Foam flows in 2D porous media: intermittency and bubble fragmentation
Monday, 15 December 2014: 5:15 PM
Flowing foams are used in many engineering and technical applications. A well-known application is oil recovery. Another one is the remediation of polluted soils: the foam is injected into the ground in order to mobilize chemical species present in the medium. Apart from potential interesting physico-chemical and biochemical properties, foams have peculiar flow properties that applications might benefit of. In particular, viscous dissipation arises mostly from the contact zones between the soap films and the walls, which results in peculiar friction laws allowing the foam to invade narrow pores more efficiently than Newtonian fluids would. In most experimental studies no local information of the foam structure is possible, and only global quantities such as the effective viscosity can be measured
Using two-dimensional transparent flow cells, we have previously shown that foam structural  and elastic  effects significantly impact the flow of foams in porous media. We now present an investigation of foam flow through a two-dimensional (2D) porous medium consisting of circular obstacles positioned randomly in a Hele-Shaw cell (see figure). The foam structure is recorded in time by a video camera and subsequently analyzed by image processing, which provides us with the velocity field and spatial distribution of bubble sizes. The flow exhibits a rich phenomenology, including flow irreversibility, preferential flow paths, local flow intermittency/non-stationarity (despite the imposed permanent global flow rate). Moreover, the medium impacts the nature of the flowing fluid by selecting the bubble size through bubble fragmentation. We investigate how preferential flow paths and intermittency depend on the imposed global flow rate and foam quality (the water content), and show that the spatial distribution of bubble sizes is to some extent correlated with the velocity field. We furthermore measure the evolution, along the flow direction, of the probability density function for bubble sizes, and present a fragmentation model to explain that evolution.

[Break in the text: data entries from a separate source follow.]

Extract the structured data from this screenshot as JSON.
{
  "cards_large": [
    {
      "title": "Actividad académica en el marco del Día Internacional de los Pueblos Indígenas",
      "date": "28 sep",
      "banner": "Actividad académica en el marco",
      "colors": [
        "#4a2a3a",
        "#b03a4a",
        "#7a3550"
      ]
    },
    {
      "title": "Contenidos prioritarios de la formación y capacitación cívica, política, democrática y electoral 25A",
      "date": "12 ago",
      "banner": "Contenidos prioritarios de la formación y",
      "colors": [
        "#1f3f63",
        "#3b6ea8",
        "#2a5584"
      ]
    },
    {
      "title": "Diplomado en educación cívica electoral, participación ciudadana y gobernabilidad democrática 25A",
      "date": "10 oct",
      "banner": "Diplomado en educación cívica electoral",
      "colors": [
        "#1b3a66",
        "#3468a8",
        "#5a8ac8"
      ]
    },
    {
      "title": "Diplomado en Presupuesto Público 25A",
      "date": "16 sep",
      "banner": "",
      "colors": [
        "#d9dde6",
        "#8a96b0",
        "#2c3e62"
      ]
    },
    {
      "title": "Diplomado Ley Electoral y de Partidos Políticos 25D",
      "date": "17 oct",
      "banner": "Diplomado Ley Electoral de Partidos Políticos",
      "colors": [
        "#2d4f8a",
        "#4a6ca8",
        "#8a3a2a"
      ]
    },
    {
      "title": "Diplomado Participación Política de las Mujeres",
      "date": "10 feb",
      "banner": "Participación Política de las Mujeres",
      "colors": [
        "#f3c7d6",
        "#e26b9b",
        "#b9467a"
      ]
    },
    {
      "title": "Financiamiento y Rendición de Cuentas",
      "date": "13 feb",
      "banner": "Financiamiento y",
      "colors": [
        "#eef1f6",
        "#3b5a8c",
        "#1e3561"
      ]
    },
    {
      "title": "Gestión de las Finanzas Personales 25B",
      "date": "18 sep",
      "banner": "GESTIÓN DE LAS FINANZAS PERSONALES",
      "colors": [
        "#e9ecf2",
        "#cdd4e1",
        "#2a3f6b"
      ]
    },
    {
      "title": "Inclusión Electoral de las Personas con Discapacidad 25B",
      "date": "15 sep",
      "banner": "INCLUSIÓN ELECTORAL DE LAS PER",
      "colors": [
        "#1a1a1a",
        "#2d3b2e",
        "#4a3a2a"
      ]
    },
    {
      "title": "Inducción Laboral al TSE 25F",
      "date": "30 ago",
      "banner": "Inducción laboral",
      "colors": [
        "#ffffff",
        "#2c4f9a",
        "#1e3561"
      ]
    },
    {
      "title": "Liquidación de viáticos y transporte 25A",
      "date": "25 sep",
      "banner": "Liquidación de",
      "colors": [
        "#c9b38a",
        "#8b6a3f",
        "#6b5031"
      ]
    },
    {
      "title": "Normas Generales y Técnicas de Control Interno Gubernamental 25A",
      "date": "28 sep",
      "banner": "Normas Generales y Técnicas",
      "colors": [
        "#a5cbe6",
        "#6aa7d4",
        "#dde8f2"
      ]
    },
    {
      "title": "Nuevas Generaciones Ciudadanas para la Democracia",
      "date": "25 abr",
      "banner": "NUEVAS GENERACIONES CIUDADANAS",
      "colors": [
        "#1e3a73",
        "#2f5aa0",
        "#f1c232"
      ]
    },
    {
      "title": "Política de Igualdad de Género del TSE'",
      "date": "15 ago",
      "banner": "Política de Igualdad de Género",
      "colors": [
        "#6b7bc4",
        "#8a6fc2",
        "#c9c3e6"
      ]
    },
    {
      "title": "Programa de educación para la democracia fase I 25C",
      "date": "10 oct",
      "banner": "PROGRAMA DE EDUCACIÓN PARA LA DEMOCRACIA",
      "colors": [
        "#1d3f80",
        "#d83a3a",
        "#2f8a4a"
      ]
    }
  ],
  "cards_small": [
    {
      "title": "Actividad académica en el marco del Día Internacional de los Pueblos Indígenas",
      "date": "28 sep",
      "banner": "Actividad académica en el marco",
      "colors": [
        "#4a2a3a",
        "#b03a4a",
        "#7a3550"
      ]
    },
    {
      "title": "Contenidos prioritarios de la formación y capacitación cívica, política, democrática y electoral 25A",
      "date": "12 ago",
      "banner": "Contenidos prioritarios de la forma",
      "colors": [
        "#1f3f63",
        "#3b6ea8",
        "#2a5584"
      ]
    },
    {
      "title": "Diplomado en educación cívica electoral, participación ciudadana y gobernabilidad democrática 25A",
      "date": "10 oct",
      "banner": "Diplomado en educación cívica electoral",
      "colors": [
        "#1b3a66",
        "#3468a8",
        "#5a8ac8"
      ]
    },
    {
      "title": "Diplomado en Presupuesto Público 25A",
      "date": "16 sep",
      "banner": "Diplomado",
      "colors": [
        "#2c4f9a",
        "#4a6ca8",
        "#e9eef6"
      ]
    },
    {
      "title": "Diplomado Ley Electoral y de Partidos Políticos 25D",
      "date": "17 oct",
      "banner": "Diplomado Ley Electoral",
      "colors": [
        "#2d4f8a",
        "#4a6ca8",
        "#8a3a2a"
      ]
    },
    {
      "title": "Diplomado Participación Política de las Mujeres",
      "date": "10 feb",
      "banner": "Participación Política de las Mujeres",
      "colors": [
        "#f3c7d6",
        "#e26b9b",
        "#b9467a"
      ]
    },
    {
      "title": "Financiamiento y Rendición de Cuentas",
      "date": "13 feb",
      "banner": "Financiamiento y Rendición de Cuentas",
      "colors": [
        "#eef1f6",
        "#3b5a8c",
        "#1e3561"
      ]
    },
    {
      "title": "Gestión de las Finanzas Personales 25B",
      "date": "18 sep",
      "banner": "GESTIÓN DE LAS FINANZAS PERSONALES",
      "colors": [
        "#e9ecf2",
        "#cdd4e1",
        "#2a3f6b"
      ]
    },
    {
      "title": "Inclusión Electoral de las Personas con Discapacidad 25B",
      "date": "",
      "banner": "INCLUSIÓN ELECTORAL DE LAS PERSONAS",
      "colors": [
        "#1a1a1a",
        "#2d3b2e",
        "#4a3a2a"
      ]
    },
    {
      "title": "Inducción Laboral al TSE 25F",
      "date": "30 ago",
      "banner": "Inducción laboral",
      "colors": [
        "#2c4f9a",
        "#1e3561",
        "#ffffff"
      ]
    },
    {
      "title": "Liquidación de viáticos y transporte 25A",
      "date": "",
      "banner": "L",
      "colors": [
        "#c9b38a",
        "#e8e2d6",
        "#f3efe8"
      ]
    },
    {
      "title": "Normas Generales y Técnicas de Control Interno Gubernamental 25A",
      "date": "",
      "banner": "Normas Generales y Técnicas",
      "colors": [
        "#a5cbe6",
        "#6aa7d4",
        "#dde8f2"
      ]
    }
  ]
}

 S. A. Jones, B. Dollet, Y. Méheust, S. J. Cox, I. Cantat, Phys. Fluids 25, 063101 (2013).
 B. Dollet, S. A. Jones, Y. Méheust, I. Cantat, Phys. Rev. E, in Press (2014).